TASK DIRECTIONS | Copy each line below that contains "this".
RECORDED INFORMATION: Begin
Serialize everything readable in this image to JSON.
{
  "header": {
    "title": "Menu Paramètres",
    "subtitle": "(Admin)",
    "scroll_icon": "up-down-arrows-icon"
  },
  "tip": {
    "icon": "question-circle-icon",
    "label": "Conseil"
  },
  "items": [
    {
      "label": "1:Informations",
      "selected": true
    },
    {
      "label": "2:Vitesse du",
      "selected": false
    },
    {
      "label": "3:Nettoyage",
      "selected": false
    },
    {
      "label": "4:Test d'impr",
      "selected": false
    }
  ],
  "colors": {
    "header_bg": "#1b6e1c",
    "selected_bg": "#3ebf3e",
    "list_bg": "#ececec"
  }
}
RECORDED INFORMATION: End
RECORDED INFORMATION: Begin
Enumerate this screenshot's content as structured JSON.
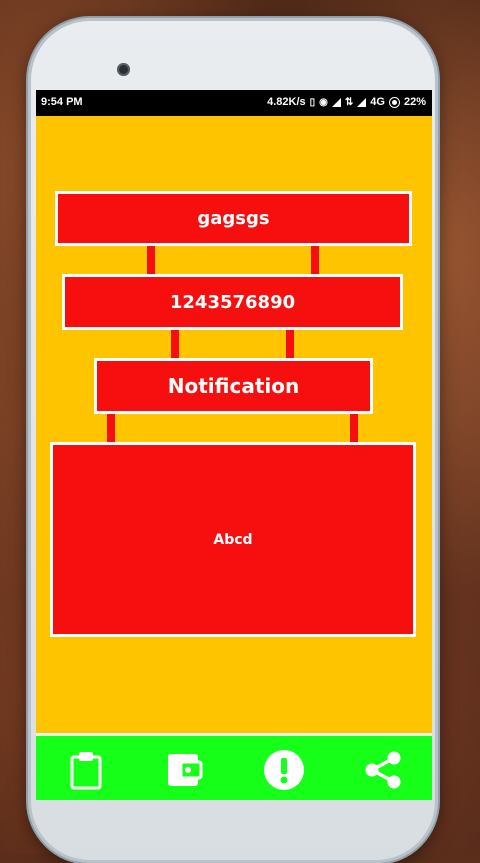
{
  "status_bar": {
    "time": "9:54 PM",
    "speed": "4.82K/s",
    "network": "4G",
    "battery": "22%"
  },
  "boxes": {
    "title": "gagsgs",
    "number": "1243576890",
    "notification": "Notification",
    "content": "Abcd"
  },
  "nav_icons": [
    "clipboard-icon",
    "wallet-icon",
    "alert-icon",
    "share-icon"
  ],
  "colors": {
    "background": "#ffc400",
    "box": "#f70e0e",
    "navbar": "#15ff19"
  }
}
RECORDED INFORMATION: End
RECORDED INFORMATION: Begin
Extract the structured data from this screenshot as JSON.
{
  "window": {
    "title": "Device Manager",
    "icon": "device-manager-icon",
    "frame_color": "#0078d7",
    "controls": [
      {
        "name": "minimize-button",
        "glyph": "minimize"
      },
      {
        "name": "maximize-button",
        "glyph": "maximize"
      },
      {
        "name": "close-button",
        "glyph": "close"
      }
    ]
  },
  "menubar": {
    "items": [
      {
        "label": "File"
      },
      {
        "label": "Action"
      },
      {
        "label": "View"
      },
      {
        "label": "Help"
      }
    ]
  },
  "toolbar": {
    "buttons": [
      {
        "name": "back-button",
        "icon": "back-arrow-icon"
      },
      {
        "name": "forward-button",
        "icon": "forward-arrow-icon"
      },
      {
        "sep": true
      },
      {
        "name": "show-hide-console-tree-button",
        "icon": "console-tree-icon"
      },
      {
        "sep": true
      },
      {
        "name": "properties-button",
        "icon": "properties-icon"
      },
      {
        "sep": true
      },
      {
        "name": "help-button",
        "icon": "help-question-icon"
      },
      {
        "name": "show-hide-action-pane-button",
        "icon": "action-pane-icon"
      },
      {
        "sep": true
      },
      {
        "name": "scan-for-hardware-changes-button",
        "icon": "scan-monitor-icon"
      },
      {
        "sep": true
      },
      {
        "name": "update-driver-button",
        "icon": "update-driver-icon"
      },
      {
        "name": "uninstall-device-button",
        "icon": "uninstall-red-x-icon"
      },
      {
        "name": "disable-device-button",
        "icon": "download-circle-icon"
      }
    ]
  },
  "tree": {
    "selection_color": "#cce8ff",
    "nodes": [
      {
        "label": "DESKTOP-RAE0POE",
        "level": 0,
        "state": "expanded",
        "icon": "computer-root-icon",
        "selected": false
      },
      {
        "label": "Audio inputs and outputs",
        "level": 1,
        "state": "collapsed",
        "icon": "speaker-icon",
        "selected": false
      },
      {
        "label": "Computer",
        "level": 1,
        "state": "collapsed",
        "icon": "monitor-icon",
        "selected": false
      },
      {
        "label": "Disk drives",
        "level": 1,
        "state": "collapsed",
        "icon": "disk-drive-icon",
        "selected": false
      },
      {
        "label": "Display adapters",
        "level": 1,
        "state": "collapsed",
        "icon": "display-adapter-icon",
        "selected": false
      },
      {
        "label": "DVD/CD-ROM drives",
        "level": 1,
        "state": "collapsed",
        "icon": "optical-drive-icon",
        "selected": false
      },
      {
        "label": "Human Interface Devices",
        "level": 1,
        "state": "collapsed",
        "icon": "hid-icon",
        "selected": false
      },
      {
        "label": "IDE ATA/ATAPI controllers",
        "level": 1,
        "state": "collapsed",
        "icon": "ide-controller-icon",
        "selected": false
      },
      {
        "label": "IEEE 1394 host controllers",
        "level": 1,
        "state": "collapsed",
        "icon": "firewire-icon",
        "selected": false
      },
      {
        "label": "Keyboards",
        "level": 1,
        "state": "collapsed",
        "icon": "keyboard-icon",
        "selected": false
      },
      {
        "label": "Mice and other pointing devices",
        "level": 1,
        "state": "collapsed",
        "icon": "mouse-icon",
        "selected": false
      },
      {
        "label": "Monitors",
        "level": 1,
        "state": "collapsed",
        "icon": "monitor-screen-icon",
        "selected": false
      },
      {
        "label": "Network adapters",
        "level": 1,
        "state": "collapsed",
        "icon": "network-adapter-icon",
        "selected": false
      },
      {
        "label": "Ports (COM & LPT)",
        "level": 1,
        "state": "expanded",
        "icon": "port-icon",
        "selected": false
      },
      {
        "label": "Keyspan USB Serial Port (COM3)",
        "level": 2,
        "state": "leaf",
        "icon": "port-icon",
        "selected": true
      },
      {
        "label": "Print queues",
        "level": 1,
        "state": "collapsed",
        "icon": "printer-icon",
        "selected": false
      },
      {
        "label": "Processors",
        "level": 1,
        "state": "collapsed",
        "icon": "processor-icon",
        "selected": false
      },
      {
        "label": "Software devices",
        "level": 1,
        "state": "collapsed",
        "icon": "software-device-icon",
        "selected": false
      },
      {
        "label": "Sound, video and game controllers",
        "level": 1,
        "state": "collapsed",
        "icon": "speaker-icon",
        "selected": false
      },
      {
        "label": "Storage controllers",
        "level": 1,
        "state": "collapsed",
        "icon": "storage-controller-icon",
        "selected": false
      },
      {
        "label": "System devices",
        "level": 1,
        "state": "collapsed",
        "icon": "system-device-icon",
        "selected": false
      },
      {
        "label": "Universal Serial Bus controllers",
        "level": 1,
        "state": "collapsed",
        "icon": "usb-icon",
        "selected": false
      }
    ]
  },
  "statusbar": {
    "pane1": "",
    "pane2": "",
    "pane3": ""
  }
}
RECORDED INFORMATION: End
ANSWER |
Serialize everything readable in this image to JSON.
Enumerate this screenshot's content as structured JSON.
Extract the structured data from this screenshot as JSON.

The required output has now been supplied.